The coach uses a timer and instructs the catcher to throw to first base when the timer starts. The ball goes from catcher to first, first to second, then third and back to the catcher at home. The coach tells his infield players how long it took for the ball to go around the horn.
Next, the coach times the ball in a reversed around the horn, from catcher to third, second, first and back to the catcher, and reports to the team how long it took.
Now the coach either sets a time limit for the ball to go around the horn and challenges his players to beat the time. Besides making accurate throws, encourage players to get rid of the baseball faster. To do this, players need to move their feet faster to make quicker throws.
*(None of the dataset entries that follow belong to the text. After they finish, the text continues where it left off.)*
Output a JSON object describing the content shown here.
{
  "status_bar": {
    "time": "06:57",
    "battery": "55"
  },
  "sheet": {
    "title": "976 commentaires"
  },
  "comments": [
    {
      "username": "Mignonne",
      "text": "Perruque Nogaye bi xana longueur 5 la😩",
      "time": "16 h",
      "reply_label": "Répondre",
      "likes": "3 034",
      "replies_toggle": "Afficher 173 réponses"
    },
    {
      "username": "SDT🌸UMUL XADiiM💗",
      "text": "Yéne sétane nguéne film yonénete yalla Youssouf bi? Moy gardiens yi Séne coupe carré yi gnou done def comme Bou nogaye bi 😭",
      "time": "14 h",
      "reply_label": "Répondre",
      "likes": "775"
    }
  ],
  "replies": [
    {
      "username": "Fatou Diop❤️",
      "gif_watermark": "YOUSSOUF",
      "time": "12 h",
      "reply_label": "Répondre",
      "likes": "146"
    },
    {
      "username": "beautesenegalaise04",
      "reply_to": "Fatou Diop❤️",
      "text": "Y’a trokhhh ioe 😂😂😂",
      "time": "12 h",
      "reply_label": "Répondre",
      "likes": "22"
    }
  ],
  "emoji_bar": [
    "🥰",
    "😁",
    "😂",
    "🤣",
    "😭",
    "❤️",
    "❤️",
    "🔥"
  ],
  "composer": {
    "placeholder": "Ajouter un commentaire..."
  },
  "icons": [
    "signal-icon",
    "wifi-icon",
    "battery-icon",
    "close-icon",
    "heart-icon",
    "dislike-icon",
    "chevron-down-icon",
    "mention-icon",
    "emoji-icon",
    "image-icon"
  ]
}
As simple as this drill is, it’s surprising how much improvement there will be to your team’s infield throwing.
Beat the Runner Home
This baseball drill helps players further improve infield play while increasing the speed of base runners. It’s similar to the Around the Horn Drill but also includes base runners.
All the infield positions are filled for this drill with the exception of the pitcher. The catcher is at home plate. A runner stands at first base wearing a helmet.
The coach hits a ground ball to shortstop and the runner starts to run to second base. The shortstop fields and throws the ball to first, and then the first baseman throws to third base.
Next, the third baseman throws to second base and he throws the ball home, trying to beat the runner. The runner, starting from first base, has now circled the bases and is trying to beat the throw home.
Coaches may need to change where the runner starts from by practicing this drill a few times. You can then modify the drill to synchronize with the speed of the throws.
The runner has done a lot of work, so coaches can decide if a reward system should be put in place.
Runner On Third
This drill tests the outfielder throwing accuracy as well as the runner’s tagging ability.
The coach hits a shallow fly ball to the outfield. The runner’s foot is on third base, and he needs to decide if he is going to run to tag and run home or stay.
This drill can start with simple instructions for the runner to tag and run home, so the outfielders’ throw can be tested and refined. Later on, the runner can decide to either run or stay based on his instinct. Success or failure of the thrower and the runner isn’t as important as how instructional this drill will be for the runner, and for the outfielder throwing the ball home.
Rotating Field Position
This drill works especially well for players at 12 years of age. Young players don’t need to stay limited to one fielding position. It’s a great age for players to try out every position (except pitcher), so they can evaluate and specialize when they’re older.
The coach is at the plate with a fungo bat and hits to every position. If the ball is hit to right field, for example, it is fielded and thrown to an infielder who cuts it off.
The two players involved at right field and the second base swap positions. The coach next can hit a ground ball to the third baseman, who throws the ball to first. These two players swap next, so the first baseman is playing third, and vice versa.
Rotating Field Positions With Runner
This drill is almost identical to the previous one, with the addition of a runner. The coach places a runner on third base. Then he hits a fly ball to the outfield and the runner tries to tag up. The outfielder throws to home and the runner attempts a slide.
The runner and the outfielder then switch positions. Now the runner is in the outfield and the left fielder is the runner.
This drill improves the runner’s skills as well as the quickness and accuracy of throws from the field. As practice continues during the season, coaches can begin to try real game scenarios during practice, even to the point of having a five-inning game with designated hitters.